Recorded data =>
*** Begin section ***

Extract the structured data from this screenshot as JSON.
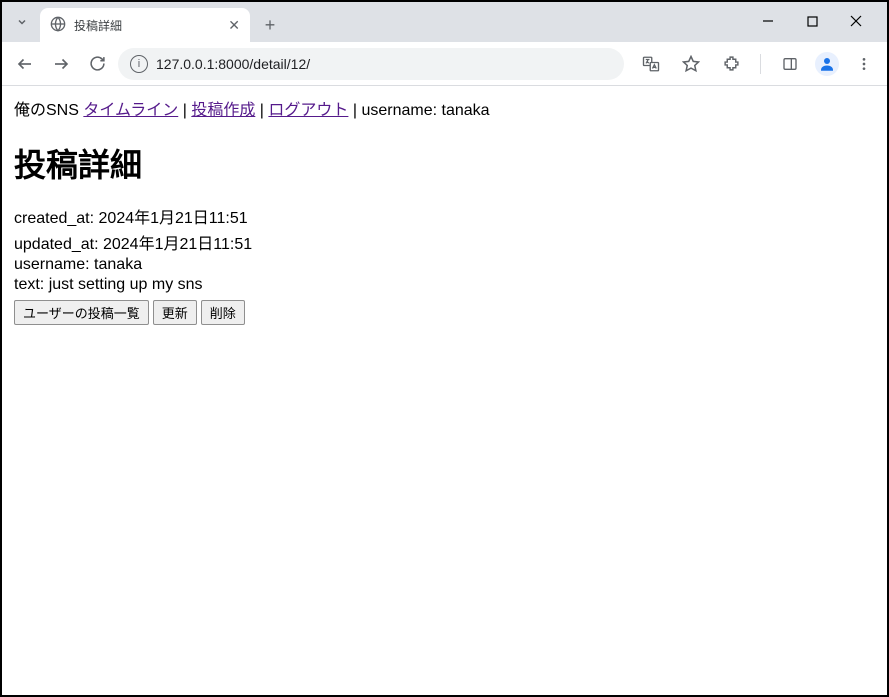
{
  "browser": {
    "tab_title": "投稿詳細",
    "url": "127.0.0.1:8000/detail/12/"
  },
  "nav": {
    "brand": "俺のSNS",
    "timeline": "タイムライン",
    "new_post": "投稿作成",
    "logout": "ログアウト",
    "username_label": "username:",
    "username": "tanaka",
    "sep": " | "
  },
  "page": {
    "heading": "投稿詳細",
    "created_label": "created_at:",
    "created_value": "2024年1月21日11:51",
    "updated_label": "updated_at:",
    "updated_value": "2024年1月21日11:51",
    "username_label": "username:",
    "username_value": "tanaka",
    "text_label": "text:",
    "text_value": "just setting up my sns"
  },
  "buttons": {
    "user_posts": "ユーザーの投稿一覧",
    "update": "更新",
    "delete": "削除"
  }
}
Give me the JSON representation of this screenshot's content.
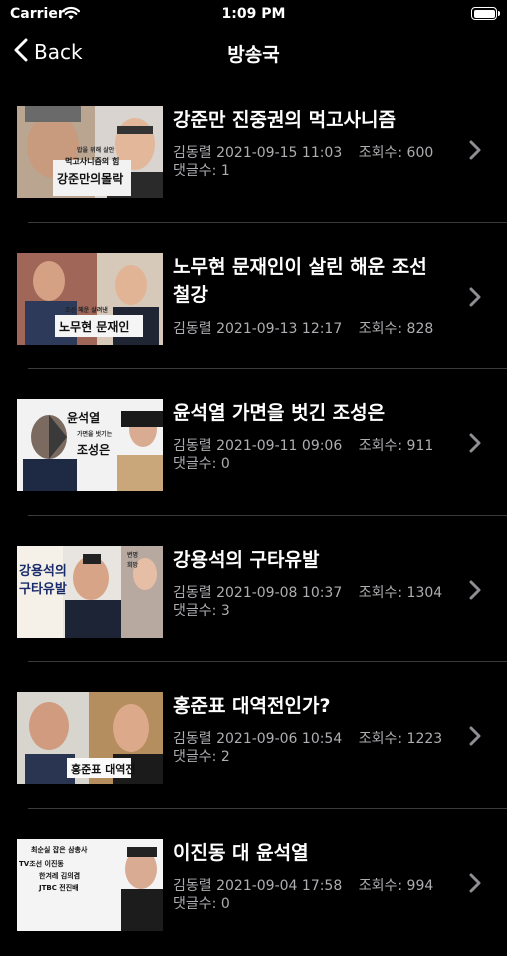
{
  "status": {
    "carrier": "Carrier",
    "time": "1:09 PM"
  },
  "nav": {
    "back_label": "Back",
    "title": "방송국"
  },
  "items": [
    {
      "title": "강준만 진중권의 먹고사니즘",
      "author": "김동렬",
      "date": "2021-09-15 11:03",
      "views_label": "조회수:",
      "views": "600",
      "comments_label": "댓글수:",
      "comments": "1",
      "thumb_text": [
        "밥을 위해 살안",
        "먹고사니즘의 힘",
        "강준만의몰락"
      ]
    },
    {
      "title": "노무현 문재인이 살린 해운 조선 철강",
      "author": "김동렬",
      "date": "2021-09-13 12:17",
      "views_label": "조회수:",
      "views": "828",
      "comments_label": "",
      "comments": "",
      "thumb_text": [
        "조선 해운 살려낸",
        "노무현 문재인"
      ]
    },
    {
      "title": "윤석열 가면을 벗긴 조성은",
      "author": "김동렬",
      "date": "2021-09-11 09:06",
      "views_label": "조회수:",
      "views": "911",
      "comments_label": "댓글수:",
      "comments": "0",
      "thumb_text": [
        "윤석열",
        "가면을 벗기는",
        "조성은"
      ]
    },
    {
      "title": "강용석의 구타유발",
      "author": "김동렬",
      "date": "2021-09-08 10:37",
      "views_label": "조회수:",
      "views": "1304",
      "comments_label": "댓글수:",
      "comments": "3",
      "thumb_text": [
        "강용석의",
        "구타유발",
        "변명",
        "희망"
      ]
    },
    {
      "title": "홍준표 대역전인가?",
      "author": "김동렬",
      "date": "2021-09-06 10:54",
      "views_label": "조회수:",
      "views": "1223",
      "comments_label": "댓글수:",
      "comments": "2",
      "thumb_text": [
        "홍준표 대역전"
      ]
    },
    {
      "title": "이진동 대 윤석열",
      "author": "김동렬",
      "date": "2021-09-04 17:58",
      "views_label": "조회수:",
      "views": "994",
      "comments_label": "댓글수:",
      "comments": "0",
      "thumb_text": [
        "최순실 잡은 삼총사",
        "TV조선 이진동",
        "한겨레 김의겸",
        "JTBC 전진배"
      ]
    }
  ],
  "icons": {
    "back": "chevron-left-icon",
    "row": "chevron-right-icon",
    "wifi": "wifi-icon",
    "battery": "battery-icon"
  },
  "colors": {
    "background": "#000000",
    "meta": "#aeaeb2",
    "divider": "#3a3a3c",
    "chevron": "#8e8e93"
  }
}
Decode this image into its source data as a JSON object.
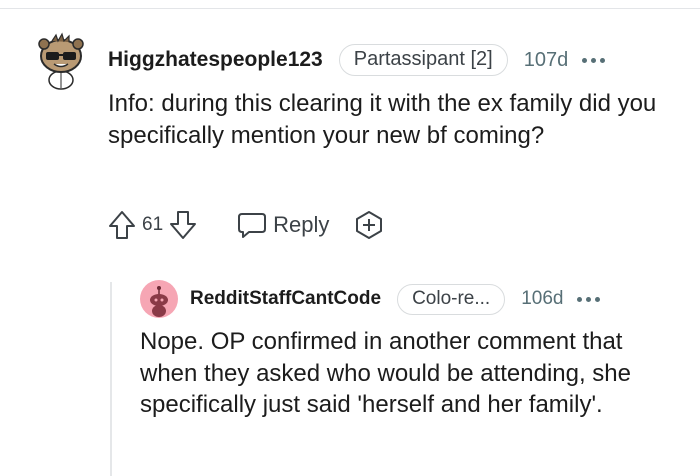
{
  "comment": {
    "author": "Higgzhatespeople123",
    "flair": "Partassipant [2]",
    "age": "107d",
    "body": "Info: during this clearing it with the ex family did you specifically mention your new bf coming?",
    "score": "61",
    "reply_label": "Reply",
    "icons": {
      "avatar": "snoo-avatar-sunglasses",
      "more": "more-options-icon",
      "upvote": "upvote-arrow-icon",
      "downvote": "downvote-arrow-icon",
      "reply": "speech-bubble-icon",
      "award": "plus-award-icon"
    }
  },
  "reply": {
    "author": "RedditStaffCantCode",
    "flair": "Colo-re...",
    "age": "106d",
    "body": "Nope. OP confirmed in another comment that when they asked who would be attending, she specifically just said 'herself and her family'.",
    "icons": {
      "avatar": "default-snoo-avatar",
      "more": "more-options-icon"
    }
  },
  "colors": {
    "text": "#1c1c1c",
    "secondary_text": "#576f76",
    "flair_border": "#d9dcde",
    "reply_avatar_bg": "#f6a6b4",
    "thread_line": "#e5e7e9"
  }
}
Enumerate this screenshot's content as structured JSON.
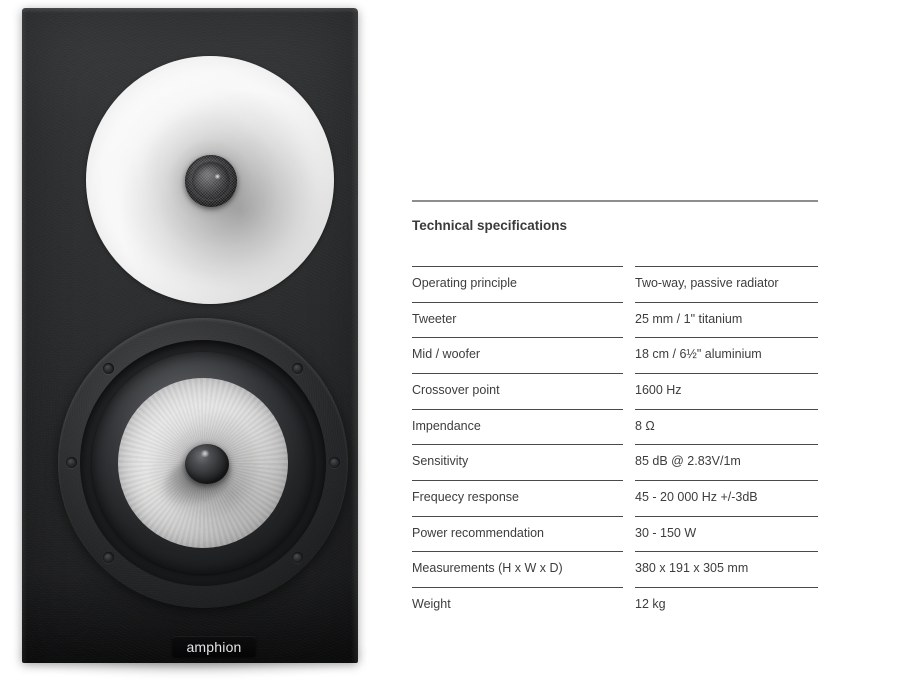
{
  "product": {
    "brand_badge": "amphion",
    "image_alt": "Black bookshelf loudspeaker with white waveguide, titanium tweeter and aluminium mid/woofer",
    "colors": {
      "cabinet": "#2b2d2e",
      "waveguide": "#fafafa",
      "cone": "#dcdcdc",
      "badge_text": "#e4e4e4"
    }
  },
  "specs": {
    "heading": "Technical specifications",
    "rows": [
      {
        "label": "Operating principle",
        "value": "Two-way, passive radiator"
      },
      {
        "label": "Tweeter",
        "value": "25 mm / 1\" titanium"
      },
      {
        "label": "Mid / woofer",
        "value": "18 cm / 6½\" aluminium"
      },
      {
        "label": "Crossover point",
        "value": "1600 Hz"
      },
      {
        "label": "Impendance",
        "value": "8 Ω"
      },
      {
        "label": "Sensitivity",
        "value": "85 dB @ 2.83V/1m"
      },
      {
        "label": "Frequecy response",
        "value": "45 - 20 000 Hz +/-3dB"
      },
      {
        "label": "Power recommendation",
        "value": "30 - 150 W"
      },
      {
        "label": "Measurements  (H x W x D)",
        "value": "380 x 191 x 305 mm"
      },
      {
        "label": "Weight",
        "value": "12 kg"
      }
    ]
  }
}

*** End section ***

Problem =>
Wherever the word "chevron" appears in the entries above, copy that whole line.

Exercise answer =>
    "back": "chevron-left-icon",
    "row": "chevron-right-icon",
    "chevron": "#8e8e93"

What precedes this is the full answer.